Recently in a class at Redeemer Seminary, one of my professors assigned us a book intent on tracing the theme of shame through many of St. Paul's letters. I found that not only was this theme present, Paul actually spent an enormous amount of time addressing the causes, expressions, and effects of shame among those in the church. What’s more, the concept of shame is not unique to Paul’s writings! On the contrary, it is a reality that is as old as the Garden of Eden and as pervasive as human life.
The reality of our world is this: all people feel shame at various points in life. If the Israelites of the Old Testament experienced shame and the Apostle Paul worked arduously through shame with those in churches he planted, how could we expect it to not be a part of our Christian experience? Shame is not something to just protect against; it is a reality that must be confronted if we want to see how the Gospel transforms life.
To get a real sense of the gravity of our shame problem, think back to the very beginning, to our first parents, Adam and Eve. After God creates woman as the only suitable one for man—the only one worthy of accompanying him and him worthy of her—the section closes with a peculiar detail, one that seems out of place. Genesis 2:25 reads, “The man and his wife were both naked and were not ashamed.” The inclusion of this description leads us to ask why this detail is here. Well, if you know what comes next, you know that Adam and Eve’s freedom from shame is about to disappear forever. Shame is so close, so germane to our experience as humans that God points it out here at the beginning of our story, almost as if to say, “You’ll recognize this when you see it.”
And we do recognize shame, but often we are paralyzed by it. In fact, the effects of shame can so cloud our minds and entomb our hearts that we see isolation, not freedom, as the preferable way of life. We choose willful imprisonment instead of liberation. A young man overcome with feelings of worthlessness once said to me that he would rather go through life friendless than have friends who know him as he really was.
There is a large segment of Christians, however, who would rather discount and ignore the reality of shame than deal with the mess that it brings. And although the fear of getting mired in the mess that talking with someone in their shame—much less publicly and appropriately bearing our own—brings is reasonable, it must be resisted. Why? Because we will not understand the significance of the work of Christ to undo our shame until we see ourselves for the shameful people that we really are.

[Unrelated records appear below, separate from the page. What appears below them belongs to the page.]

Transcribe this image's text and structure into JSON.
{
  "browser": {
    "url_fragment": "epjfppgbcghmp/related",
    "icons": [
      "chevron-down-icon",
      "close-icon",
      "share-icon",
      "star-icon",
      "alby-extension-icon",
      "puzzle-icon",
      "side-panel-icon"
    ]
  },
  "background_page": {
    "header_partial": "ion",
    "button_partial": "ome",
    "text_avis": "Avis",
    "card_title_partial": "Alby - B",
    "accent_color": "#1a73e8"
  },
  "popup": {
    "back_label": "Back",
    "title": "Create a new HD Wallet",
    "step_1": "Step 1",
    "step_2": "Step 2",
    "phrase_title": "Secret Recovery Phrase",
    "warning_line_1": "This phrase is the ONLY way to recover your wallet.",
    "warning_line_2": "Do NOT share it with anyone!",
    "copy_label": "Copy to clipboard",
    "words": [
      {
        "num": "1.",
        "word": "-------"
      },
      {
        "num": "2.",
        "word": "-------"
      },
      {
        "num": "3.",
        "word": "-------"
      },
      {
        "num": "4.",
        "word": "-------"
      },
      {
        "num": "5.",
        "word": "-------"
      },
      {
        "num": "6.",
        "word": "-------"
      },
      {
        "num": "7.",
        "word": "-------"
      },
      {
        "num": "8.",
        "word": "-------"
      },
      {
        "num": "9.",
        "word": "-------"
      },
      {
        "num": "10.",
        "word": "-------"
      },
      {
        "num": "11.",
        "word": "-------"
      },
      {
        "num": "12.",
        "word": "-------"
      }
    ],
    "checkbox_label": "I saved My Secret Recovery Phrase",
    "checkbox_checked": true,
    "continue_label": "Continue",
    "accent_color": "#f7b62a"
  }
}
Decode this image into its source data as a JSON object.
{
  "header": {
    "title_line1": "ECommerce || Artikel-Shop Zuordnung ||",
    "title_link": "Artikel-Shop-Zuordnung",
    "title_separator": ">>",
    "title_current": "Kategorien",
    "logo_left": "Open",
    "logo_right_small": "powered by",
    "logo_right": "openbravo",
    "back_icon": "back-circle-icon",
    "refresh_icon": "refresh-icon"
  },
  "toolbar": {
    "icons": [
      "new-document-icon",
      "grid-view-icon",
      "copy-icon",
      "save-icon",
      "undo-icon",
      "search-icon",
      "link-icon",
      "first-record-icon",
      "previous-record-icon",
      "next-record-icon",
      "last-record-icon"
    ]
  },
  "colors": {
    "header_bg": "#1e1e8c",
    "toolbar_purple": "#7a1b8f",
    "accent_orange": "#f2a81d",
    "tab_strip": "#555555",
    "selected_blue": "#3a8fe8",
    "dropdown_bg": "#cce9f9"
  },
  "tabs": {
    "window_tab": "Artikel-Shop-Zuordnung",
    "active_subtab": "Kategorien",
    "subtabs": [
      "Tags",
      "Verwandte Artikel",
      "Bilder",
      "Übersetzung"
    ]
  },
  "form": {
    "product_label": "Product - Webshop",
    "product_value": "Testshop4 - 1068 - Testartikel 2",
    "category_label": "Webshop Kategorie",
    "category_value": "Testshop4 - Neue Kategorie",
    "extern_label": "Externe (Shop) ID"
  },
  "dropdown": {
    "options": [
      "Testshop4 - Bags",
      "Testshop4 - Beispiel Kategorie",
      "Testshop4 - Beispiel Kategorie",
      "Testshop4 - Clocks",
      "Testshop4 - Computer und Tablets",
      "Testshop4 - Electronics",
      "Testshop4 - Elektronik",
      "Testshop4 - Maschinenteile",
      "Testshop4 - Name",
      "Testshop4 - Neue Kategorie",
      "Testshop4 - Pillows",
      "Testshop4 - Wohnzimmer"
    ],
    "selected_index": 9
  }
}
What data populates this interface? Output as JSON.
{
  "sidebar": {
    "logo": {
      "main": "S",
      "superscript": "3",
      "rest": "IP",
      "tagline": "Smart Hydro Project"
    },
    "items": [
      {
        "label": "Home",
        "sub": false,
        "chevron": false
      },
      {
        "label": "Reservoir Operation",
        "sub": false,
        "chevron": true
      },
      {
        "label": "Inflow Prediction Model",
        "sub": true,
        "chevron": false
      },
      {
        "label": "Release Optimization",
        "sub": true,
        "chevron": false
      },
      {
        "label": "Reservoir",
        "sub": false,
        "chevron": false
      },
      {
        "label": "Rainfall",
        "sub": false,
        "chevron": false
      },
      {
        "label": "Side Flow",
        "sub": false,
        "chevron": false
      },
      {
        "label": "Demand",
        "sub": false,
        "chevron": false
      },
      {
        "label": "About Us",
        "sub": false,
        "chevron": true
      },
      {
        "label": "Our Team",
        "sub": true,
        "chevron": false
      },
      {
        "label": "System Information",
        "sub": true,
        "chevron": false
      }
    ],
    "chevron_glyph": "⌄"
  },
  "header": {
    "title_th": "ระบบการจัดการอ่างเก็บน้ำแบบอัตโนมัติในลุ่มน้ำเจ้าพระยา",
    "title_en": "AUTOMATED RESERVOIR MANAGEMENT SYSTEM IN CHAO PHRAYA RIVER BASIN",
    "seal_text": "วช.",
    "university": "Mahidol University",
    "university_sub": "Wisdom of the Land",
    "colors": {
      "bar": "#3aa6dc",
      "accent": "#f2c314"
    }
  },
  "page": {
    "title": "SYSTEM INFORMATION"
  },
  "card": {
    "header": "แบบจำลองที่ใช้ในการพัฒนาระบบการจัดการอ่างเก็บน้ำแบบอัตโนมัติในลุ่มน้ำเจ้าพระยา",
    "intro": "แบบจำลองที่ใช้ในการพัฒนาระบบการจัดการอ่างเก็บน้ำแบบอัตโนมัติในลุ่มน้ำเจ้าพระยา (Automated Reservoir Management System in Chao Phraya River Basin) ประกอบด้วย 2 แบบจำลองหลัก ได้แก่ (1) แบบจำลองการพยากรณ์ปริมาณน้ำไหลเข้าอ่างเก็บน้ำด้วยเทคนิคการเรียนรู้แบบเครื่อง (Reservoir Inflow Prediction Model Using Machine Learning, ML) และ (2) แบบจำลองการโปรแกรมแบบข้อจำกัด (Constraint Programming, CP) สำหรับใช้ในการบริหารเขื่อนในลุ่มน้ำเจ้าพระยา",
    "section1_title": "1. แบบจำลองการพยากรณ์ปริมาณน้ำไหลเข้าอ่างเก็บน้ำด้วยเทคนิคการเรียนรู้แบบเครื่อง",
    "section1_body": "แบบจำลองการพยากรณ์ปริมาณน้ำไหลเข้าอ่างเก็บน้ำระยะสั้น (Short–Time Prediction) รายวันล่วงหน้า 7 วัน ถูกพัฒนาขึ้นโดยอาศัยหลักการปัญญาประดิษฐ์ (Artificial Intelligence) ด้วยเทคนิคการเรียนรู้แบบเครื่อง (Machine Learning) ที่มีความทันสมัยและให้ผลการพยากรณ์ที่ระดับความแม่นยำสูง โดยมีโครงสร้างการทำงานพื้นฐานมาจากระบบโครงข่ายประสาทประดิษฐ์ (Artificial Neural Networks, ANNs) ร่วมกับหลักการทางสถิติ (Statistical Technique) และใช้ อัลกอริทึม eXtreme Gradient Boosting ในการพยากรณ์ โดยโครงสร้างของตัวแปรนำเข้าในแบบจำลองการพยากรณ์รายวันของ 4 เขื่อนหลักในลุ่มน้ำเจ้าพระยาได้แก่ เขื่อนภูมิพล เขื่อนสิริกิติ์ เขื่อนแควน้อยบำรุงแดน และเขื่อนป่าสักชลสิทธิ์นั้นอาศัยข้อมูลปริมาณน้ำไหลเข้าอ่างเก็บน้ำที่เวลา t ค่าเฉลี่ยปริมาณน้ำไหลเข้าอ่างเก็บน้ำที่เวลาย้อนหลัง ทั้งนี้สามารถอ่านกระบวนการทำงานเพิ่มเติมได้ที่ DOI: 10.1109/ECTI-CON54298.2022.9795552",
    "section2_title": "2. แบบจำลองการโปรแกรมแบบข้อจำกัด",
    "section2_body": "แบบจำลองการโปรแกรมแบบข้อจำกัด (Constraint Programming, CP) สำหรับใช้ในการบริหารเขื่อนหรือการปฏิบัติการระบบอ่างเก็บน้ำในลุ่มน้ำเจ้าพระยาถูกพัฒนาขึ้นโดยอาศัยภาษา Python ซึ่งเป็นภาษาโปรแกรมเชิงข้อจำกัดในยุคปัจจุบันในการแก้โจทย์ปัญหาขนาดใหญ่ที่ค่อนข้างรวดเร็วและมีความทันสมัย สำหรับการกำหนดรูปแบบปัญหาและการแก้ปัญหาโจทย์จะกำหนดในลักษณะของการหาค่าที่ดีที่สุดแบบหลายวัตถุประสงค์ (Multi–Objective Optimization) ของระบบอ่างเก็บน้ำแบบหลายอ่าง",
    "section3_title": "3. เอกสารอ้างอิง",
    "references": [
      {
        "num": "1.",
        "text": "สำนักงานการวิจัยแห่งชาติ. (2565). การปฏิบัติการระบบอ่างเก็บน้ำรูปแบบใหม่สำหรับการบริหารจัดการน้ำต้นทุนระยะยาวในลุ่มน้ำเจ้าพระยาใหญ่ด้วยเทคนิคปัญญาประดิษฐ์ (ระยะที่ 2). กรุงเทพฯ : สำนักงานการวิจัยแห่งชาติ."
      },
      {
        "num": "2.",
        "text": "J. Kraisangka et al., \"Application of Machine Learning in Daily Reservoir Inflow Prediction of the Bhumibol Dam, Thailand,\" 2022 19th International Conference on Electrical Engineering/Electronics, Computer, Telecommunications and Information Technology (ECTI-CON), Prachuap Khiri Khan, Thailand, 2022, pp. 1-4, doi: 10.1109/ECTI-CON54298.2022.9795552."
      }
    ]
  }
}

So what are we to do with our shame? First, uncover shame in your life and in the lives of those around you. If shame were given a voice, it would not say, “You have done something bad,” but rather, “You are a bad person.” Shame seeks to rob us of our worth, value, and dignity as men and women made in God’s image. Uncovering it and laying it bare begins the movement toward a life unencumbered by shame. To begin, take a spiritual inventory by asking yourself questions like:
- “What things would cause me great embarrassment if they were made known?”
- “What have I hidden, past or present, from the people in my life who know me best?”
Be ruthlessly honest.
Second, we must seek to know real freedom from the captivity of our shame. Because it feeds on dignity, inherent to all persons, shame cannot be purged abruptly. It also does not attack once and then leave us alone. Repeated truth telling about who we are in Christ by others and ourselves is required to continually kill feelings of shame and restore us.
Third, maintain hope for the day when we, as God’s people, will no longer know shame. Since shame exists as a social reality, when Christ comes to consummate His relationship with His people, our relationship with God and with one another will be perfectly restored and glorified, and shame will see its final death. We need to encourage one another to long for this day, to pray for it, and to live in the reality that it is indeed coming.
Shame is so vile that the Psalmist, after crying out to God for relief, wishes it upon his enemies (Psalm 31:17). He expresses this punishment primarily in terms of silencing them forever. To the righteous, however, God gives a voice. He inclines His ear to them, hears them, and relieves their distress. In fact, God has promised us that He will hear us whenever we cry to Him. “And this is the confidence that we have toward Him, that if we ask anything according to His will He hears us” (1 John 5:14).